**TASK:** The answer must be every line of the records below that contains the word "icon", copied out.
□ □ □ □ □ □ □
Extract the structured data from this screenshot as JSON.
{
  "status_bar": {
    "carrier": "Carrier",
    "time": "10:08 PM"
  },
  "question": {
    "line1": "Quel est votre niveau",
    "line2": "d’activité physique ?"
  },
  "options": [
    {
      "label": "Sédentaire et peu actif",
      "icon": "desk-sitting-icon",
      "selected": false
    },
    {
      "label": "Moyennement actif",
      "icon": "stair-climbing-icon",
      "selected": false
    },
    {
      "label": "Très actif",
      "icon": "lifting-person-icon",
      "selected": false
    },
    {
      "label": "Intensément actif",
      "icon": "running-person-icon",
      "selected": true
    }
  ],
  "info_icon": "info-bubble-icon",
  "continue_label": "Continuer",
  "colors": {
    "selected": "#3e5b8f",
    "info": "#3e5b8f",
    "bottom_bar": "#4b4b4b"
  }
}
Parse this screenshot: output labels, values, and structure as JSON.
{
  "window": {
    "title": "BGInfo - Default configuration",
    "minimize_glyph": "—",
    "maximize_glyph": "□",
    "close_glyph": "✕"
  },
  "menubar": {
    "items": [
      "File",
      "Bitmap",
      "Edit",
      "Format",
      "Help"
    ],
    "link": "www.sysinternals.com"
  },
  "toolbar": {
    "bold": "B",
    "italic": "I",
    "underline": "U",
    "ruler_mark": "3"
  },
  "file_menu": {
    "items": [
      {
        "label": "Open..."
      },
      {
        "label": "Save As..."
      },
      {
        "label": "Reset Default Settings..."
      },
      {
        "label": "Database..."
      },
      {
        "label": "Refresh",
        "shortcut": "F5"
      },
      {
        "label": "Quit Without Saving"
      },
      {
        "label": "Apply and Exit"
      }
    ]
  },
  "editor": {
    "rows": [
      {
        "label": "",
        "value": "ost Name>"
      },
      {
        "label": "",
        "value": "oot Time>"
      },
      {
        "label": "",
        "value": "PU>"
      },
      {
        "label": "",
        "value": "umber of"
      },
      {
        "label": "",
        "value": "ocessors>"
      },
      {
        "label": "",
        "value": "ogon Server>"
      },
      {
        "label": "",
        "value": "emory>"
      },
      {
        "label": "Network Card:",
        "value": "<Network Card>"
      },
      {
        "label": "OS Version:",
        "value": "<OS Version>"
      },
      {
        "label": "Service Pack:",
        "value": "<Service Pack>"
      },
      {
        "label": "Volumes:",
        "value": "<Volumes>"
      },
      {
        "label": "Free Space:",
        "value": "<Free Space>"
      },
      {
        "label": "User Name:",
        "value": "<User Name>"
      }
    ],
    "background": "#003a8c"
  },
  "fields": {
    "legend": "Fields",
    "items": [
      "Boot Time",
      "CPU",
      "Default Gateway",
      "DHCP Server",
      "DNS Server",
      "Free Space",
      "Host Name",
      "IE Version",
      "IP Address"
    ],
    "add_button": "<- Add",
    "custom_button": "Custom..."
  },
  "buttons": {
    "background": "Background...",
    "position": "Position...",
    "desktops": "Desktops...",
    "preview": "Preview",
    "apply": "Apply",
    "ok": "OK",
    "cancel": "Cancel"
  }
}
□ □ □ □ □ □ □
**WRITTEN ANSWER:**
      "icon": "desk-sitting-icon",
      "icon": "stair-climbing-icon",
      "icon": "lifting-person-icon",
      "icon": "running-person-icon",
  "info_icon": "info-bubble-icon",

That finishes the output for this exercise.